5. Glen Hall
Hall had several major accomplishments, but what might stand out most of all is his 502 starts in a row. Coaches would never let that happen now. Coaches are worried about goaltenders being tired. Obviously they weren't playing 82-game seasons then, but Glen did play when it was 70 games, and not only that, but a lot of those times there was only one goaltender so he was the only goalie for practice, too. To do that and never be hurt, and do all that traveling, because they were flying commercial then -- they didn't fly charter jets -- or taking the train, that number is just mind-boggling. That a goalie could play that many games without a mask without getting hurt, it's just a crazy, crazy number. Coaches are very careful these days. They'll let him play two games in a row, but not three, or they'll monitor his minutes. It's just a crazy number -- one that we'll never see approached again in the NHL.
4. Jacques Plante

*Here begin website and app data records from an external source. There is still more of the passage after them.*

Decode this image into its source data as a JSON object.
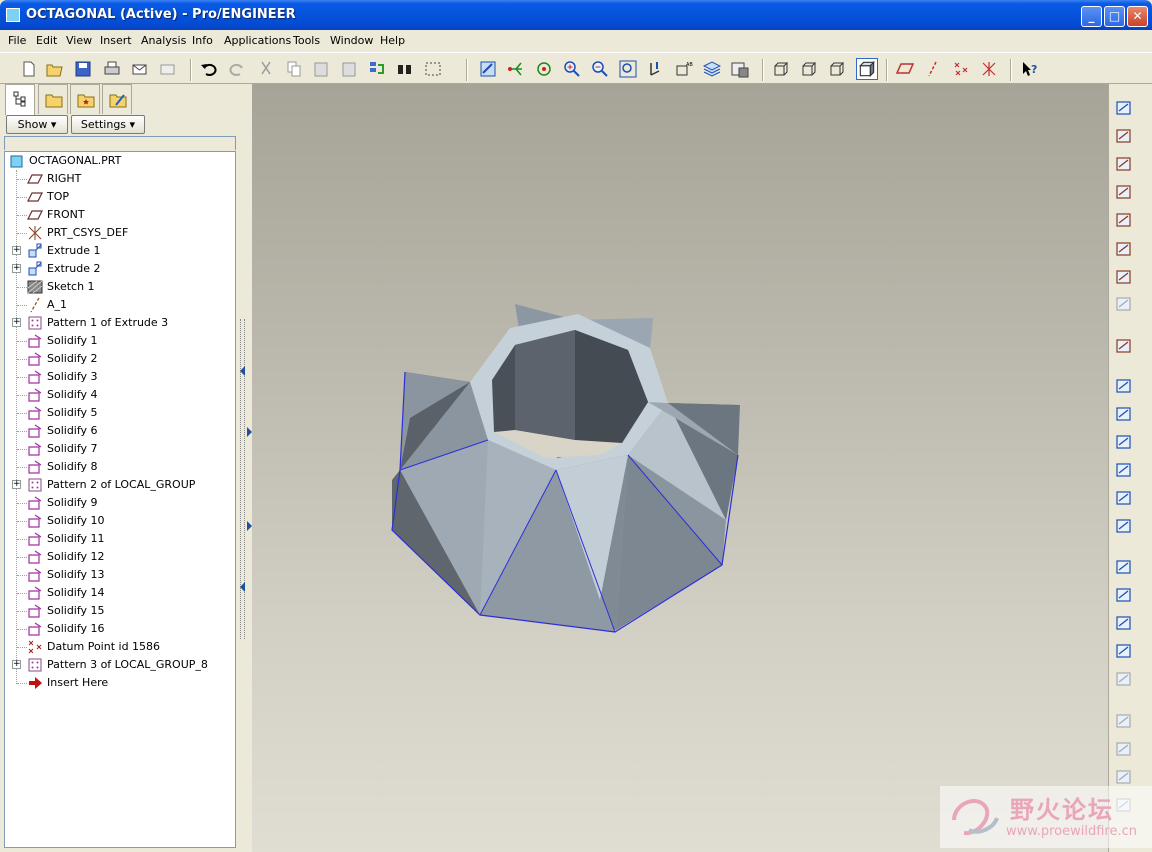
{
  "window": {
    "title": "OCTAGONAL (Active) - Pro/ENGINEER",
    "controls": {
      "minimize": "_",
      "maximize": "□",
      "close": "✕"
    }
  },
  "menu": [
    "File",
    "Edit",
    "View",
    "Insert",
    "Analysis",
    "Info",
    "Applications",
    "Tools",
    "Window",
    "Help"
  ],
  "toolbar_icons": [
    "new-icon",
    "open-icon",
    "save-icon",
    "print-icon",
    "send-mail-icon",
    "mail-attach-icon",
    "undo-icon",
    "redo-icon",
    "cut-icon",
    "copy-icon",
    "paste-icon",
    "paste-special-icon",
    "regenerate-icon",
    "find-icon",
    "select-box-icon",
    "repaint-icon",
    "spin-center-icon",
    "orient-mode-icon",
    "zoom-in-icon",
    "zoom-out-icon",
    "refit-icon",
    "reorient-icon",
    "saved-views-icon",
    "layers-icon",
    "view-manager-icon",
    "wireframe-icon",
    "hidden-line-icon",
    "no-hidden-icon",
    "shading-icon",
    "datum-plane-display-icon",
    "datum-axis-display-icon",
    "datum-point-display-icon",
    "csys-display-icon",
    "context-help-icon"
  ],
  "panel": {
    "tabs": [
      "model-tree-tab",
      "folder-browser-tab",
      "favorites-tab",
      "connections-tab"
    ],
    "show_label": "Show",
    "settings_label": "Settings"
  },
  "tree": {
    "root": "OCTAGONAL.PRT",
    "items": [
      {
        "label": "RIGHT",
        "icon": "datum-plane-icon",
        "expandable": false
      },
      {
        "label": "TOP",
        "icon": "datum-plane-icon",
        "expandable": false
      },
      {
        "label": "FRONT",
        "icon": "datum-plane-icon",
        "expandable": false
      },
      {
        "label": "PRT_CSYS_DEF",
        "icon": "csys-icon",
        "expandable": false
      },
      {
        "label": "Extrude 1",
        "icon": "extrude-icon",
        "expandable": true
      },
      {
        "label": "Extrude 2",
        "icon": "extrude-icon",
        "expandable": true
      },
      {
        "label": "Sketch 1",
        "icon": "sketch-icon",
        "expandable": false
      },
      {
        "label": "A_1",
        "icon": "datum-axis-icon",
        "expandable": false
      },
      {
        "label": "Pattern 1 of Extrude 3",
        "icon": "pattern-icon",
        "expandable": true
      },
      {
        "label": "Solidify 1",
        "icon": "solidify-icon",
        "expandable": false
      },
      {
        "label": "Solidify 2",
        "icon": "solidify-icon",
        "expandable": false
      },
      {
        "label": "Solidify 3",
        "icon": "solidify-icon",
        "expandable": false
      },
      {
        "label": "Solidify 4",
        "icon": "solidify-icon",
        "expandable": false
      },
      {
        "label": "Solidify 5",
        "icon": "solidify-icon",
        "expandable": false
      },
      {
        "label": "Solidify 6",
        "icon": "solidify-icon",
        "expandable": false
      },
      {
        "label": "Solidify 7",
        "icon": "solidify-icon",
        "expandable": false
      },
      {
        "label": "Solidify 8",
        "icon": "solidify-icon",
        "expandable": false
      },
      {
        "label": "Pattern 2 of LOCAL_GROUP",
        "icon": "pattern-icon",
        "expandable": true
      },
      {
        "label": "Solidify 9",
        "icon": "solidify-icon",
        "expandable": false
      },
      {
        "label": "Solidify 10",
        "icon": "solidify-icon",
        "expandable": false
      },
      {
        "label": "Solidify 11",
        "icon": "solidify-icon",
        "expandable": false
      },
      {
        "label": "Solidify 12",
        "icon": "solidify-icon",
        "expandable": false
      },
      {
        "label": "Solidify 13",
        "icon": "solidify-icon",
        "expandable": false
      },
      {
        "label": "Solidify 14",
        "icon": "solidify-icon",
        "expandable": false
      },
      {
        "label": "Solidify 15",
        "icon": "solidify-icon",
        "expandable": false
      },
      {
        "label": "Solidify 16",
        "icon": "solidify-icon",
        "expandable": false
      },
      {
        "label": "Datum Point id 1586",
        "icon": "datum-point-icon",
        "expandable": false
      },
      {
        "label": "Pattern 3 of LOCAL_GROUP_8",
        "icon": "pattern-icon",
        "expandable": true
      },
      {
        "label": "Insert Here",
        "icon": "insert-arrow-icon",
        "expandable": false
      }
    ]
  },
  "right_toolbar_icons": [
    "sketched-datum-curve-icon",
    "datum-plane-tool-icon",
    "datum-axis-tool-icon",
    "datum-curve-tool-icon",
    "datum-point-tool-icon",
    "csys-tool-icon",
    "analysis-feature-icon",
    "coordinate-system-offset-icon",
    "annotation-icon",
    "hole-icon",
    "shell-icon",
    "rib-icon",
    "draft-icon",
    "round-icon",
    "chamfer-icon",
    "copy-paste-icon",
    "mirror-icon",
    "merge-icon",
    "trim-icon",
    "pattern-tool-icon",
    "extend-icon",
    "offset-icon",
    "thicken-icon",
    "solidify-tool-icon"
  ],
  "watermark": {
    "text": "野火论坛",
    "url": "www.proewildfire.cn"
  },
  "colors": {
    "title_bar": "#0553db",
    "viewport_top": "#a6a397",
    "viewport_bottom": "#e0ddd3",
    "part_light": "#c9d2da",
    "part_mid": "#8a959f",
    "part_dark": "#4e555e",
    "edge_highlight": "#2b2fd9"
  }
}
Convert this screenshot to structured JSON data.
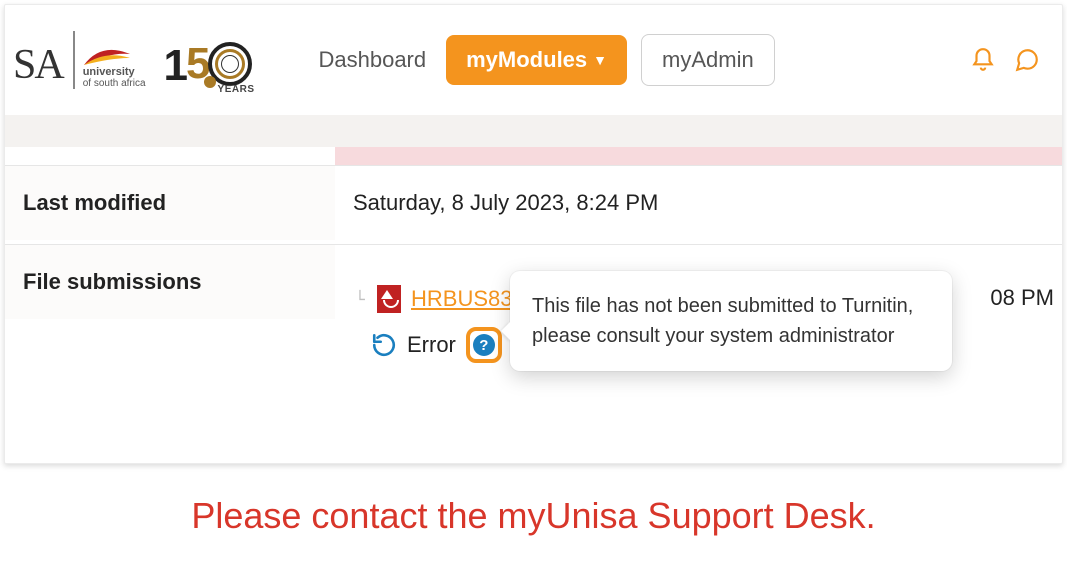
{
  "header": {
    "logo_text": "SA",
    "university_line1": "university",
    "university_line2": "of south africa",
    "years_label": "YEARS",
    "nav": {
      "dashboard": "Dashboard",
      "mymodules": "myModules",
      "myadmin": "myAdmin"
    }
  },
  "rows": {
    "last_modified": {
      "label": "Last modified",
      "value": "Saturday, 8 July 2023, 8:24 PM"
    },
    "file_submissions": {
      "label": "File submissions",
      "file_name": "HRBUS83",
      "file_time_suffix": "08 PM",
      "error_label": "Error",
      "tooltip": "This file has not been submitted to Turnitin, please consult your system administrator"
    }
  },
  "footer_message": "Please contact the myUnisa Support Desk."
}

His numbers are right up there with the best. He's one of the most famous goaltenders ever, and he's one that changed the game by having the guts to wear a mask. In those days general managers thought that wearing a mask was a sign of weakness. They actually ordered goalies not to wear masks, and Jacques was powerful enough and strong enough mentally that he said, "To hell with you. I'm wearing a mask. I don't care what the GM thinks and I don't care what the coach thinks. I'm wearing a mask and it won't hurt the way I play." He knew he would play better with a mask on, that he'd be braver and more aggressive. Jacques Plante changed the game of hockey for the better. He played well into his 40s and was on the Blues with Glenn Hall later in his career, he won several Stanley Cups with the Canadiens, had 434 wins in 837 games, which is pretty impressive and he's just one of the great ones. No doubt about it.
3. Terry Sawchuk
He's in the top five in wins, and I put him No. 3 because of the shutouts. He had over 100 of them. A lot like Glen Hall's record, it's just a crazy record playing as many games as he did. He won Stanley Cups, had 447 wins and was a guy that fought a lot of demons. If he was a football or baseball player in the United States they'd have a movie about his life. But the thing that sets him apart is the number of shutouts he had in his career.
We don't look at history enough in our sport. Kids today don't know the history of our sport and who was great in the 40s and 50s -- with all sports. Baseball guys will say the same things -- that young guys don't know what Jackie Robinson went through or what Ty Cobb was like. In our sport, young hockey fans should know Terry Sawchuk and know about his history.
2. Martin Brodeur
GAA: 3.18 | SVP: 0.884
And not to take away from Marty, but the teams he played behind were so good defensively. We changed the game after the lockout because of the Devils. On some nights, Marty would see only 18 shots. Very rarely did he see 30 shots. A lot of those games, though, Marty had to make 2 or 3 saves at key times to win playoff games or Stanley Cup games. Sometimes it's easier to play goal when you're seeing 40 shots than when you're seeing 14.
1. Patrick Roy
I saw Patrick up close when he won the Cup in 1993 with Montreal and I was coaching Los Angeles. He's won the Conn Smythe three times with two different teams, he's won the Stanley Cup four times and he won with the best team and without the best team. He's got the most playoff wins and I'm a big believer that a big part of greatness is your playoff record. Marty has a great playoff record too, but we've seen Roy do so many things and be such a great competitor. If I have one game and my life is on the line, I want Patrick Roy in net. I think he's the best big-game goaltender to ever play in our sport.